**What to produce**
The complete listing should be restated word for word.

**Data shown**
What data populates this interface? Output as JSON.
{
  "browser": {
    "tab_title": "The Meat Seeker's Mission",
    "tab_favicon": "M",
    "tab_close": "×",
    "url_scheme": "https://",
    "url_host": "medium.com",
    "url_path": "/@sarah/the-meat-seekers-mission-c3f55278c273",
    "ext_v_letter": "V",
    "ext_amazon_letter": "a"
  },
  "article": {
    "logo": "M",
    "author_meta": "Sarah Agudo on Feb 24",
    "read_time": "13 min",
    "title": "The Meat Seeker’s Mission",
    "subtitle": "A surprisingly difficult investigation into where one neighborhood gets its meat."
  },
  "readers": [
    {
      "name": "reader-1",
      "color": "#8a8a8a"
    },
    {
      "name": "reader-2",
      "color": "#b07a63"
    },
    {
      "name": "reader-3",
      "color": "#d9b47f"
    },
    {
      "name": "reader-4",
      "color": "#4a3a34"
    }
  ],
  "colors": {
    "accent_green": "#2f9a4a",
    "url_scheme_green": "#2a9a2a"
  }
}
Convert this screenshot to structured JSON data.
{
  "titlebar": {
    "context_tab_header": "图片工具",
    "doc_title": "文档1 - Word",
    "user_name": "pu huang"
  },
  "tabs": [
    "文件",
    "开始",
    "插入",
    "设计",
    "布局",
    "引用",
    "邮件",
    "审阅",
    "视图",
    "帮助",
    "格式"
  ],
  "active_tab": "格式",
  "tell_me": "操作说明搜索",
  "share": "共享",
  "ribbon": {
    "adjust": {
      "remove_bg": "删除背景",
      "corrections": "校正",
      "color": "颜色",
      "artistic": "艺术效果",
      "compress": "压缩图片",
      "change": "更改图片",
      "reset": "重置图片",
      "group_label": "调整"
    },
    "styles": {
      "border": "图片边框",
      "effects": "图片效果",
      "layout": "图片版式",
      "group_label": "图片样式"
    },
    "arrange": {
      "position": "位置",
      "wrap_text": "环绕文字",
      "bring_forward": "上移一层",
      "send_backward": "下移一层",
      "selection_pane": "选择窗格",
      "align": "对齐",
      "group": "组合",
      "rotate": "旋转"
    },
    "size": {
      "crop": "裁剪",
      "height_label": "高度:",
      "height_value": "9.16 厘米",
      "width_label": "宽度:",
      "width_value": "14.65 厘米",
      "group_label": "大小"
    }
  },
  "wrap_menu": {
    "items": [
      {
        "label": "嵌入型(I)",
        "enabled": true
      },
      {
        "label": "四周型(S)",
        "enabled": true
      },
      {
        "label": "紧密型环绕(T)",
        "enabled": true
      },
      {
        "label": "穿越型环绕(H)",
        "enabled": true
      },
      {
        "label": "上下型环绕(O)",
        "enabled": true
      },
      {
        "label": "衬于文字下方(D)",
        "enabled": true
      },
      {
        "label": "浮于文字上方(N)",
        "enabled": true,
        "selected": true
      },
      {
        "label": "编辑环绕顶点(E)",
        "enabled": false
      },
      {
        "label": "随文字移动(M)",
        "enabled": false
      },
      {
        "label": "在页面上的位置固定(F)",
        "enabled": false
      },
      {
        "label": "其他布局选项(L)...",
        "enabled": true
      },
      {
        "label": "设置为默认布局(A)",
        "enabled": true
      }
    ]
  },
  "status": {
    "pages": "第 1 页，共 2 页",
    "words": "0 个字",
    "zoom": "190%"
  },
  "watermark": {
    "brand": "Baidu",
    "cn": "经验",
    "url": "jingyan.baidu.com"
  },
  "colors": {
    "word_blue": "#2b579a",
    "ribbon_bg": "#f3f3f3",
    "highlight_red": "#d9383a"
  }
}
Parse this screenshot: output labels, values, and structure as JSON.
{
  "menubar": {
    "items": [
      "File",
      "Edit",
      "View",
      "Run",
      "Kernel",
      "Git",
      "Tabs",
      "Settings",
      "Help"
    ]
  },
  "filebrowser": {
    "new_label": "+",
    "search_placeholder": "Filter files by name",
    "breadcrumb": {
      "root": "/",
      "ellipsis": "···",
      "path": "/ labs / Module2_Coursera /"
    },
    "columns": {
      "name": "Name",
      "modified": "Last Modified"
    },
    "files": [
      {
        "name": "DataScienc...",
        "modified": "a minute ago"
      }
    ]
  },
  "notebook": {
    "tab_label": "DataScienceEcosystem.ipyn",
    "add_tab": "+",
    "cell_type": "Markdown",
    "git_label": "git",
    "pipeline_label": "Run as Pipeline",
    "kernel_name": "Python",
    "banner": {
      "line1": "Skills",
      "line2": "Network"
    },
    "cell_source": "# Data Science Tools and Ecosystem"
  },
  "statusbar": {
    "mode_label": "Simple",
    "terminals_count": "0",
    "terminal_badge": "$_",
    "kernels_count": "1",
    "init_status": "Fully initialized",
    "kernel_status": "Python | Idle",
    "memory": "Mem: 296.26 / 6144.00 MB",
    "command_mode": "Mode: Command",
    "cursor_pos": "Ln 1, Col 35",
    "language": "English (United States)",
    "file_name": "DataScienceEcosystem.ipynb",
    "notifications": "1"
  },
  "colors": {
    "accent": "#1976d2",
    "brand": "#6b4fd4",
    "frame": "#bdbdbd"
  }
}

**Exercise solution**
What data populates this interface? Output as JSON.
{
  "browser": {
    "tab_title": "The Meat Seeker's Mission",
    "tab_favicon": "M",
    "tab_close": "×",
    "url_scheme": "https://",
    "url_host": "medium.com",
    "url_path": "/@sarah/the-meat-seekers-mission-c3f55278c273",
    "ext_v_letter": "V",
    "ext_amazon_letter": "a"
  },
  "article": {
    "logo": "M",
    "author_meta": "Sarah Agudo on Feb 24",
    "read_time": "13 min",
    "title": "The Meat Seeker’s Mission",
    "subtitle": "A surprisingly difficult investigation into where one neighborhood gets its meat."
  },
  "readers": [
    {
      "name": "reader-1",
      "color": "#8a8a8a"
    },
    {
      "name": "reader-2",
      "color": "#b07a63"
    },
    {
      "name": "reader-3",
      "color": "#d9b47f"
    },
    {
      "name": "reader-4",
      "color": "#4a3a34"
    }
  ],
  "colors": {
    "accent_green": "#2f9a4a",
    "url_scheme_green": "#2a9a2a"
  }
}
Convert this screenshot to structured JSON data.
{
  "titlebar": {
    "context_tab_header": "图片工具",
    "doc_title": "文档1 - Word",
    "user_name": "pu huang"
  },
  "tabs": [
    "文件",
    "开始",
    "插入",
    "设计",
    "布局",
    "引用",
    "邮件",
    "审阅",
    "视图",
    "帮助",
    "格式"
  ],
  "active_tab": "格式",
  "tell_me": "操作说明搜索",
  "share": "共享",
  "ribbon": {
    "adjust": {
      "remove_bg": "删除背景",
      "corrections": "校正",
      "color": "颜色",
      "artistic": "艺术效果",
      "compress": "压缩图片",
      "change": "更改图片",
      "reset": "重置图片",
      "group_label": "调整"
    },
    "styles": {
      "border": "图片边框",
      "effects": "图片效果",
      "layout": "图片版式",
      "group_label": "图片样式"
    },
    "arrange": {
      "position": "位置",
      "wrap_text": "环绕文字",
      "bring_forward": "上移一层",
      "send_backward": "下移一层",
      "selection_pane": "选择窗格",
      "align": "对齐",
      "group": "组合",
      "rotate": "旋转"
    },
    "size": {
      "crop": "裁剪",
      "height_label": "高度:",
      "height_value": "9.16 厘米",
      "width_label": "宽度:",
      "width_value": "14.65 厘米",
      "group_label": "大小"
    }
  },
  "wrap_menu": {
    "items": [
      {
        "label": "嵌入型(I)",
        "enabled": true
      },
      {
        "label": "四周型(S)",
        "enabled": true
      },
      {
        "label": "紧密型环绕(T)",
        "enabled": true
      },
      {
        "label": "穿越型环绕(H)",
        "enabled": true
      },
      {
        "label": "上下型环绕(O)",
        "enabled": true
      },
      {
        "label": "衬于文字下方(D)",
        "enabled": true
      },
      {
        "label": "浮于文字上方(N)",
        "enabled": true,
        "selected": true
      },
      {
        "label": "编辑环绕顶点(E)",
        "enabled": false
      },
      {
        "label": "随文字移动(M)",
        "enabled": false
      },
      {
        "label": "在页面上的位置固定(F)",
        "enabled": false
      },
      {
        "label": "其他布局选项(L)...",
        "enabled": true
      },
      {
        "label": "设置为默认布局(A)",
        "enabled": true
      }
    ]
  },
  "status": {
    "pages": "第 1 页，共 2 页",
    "words": "0 个字",
    "zoom": "190%"
  },
  "watermark": {
    "brand": "Baidu",
    "cn": "经验",
    "url": "jingyan.baidu.com"
  },
  "colors": {
    "word_blue": "#2b579a",
    "ribbon_bg": "#f3f3f3",
    "highlight_red": "#d9383a"
  }
}
Parse this screenshot: output labels, values, and structure as JSON.
{
  "menubar": {
    "items": [
      "File",
      "Edit",
      "View",
      "Run",
      "Kernel",
      "Git",
      "Tabs",
      "Settings",
      "Help"
    ]
  },
  "filebrowser": {
    "new_label": "+",
    "search_placeholder": "Filter files by name",
    "breadcrumb": {
      "root": "/",
      "ellipsis": "···",
      "path": "/ labs / Module2_Coursera /"
    },
    "columns": {
      "name": "Name",
      "modified": "Last Modified"
    },
    "files": [
      {
        "name": "DataScienc...",
        "modified": "a minute ago"
      }
    ]
  },
  "notebook": {
    "tab_label": "DataScienceEcosystem.ipyn",
    "add_tab": "+",
    "cell_type": "Markdown",
    "git_label": "git",
    "pipeline_label": "Run as Pipeline",
    "kernel_name": "Python",
    "banner": {
      "line1": "Skills",
      "line2": "Network"
    },
    "cell_source": "# Data Science Tools and Ecosystem"
  },
  "statusbar": {
    "mode_label": "Simple",
    "terminals_count": "0",
    "terminal_badge": "$_",
    "kernels_count": "1",
    "init_status": "Fully initialized",
    "kernel_status": "Python | Idle",
    "memory": "Mem: 296.26 / 6144.00 MB",
    "command_mode": "Mode: Command",
    "cursor_pos": "Ln 1, Col 35",
    "language": "English (United States)",
    "file_name": "DataScienceEcosystem.ipynb",
    "notifications": "1"
  },
  "colors": {
    "accent": "#1976d2",
    "brand": "#6b4fd4",
    "frame": "#bdbdbd"
  }
}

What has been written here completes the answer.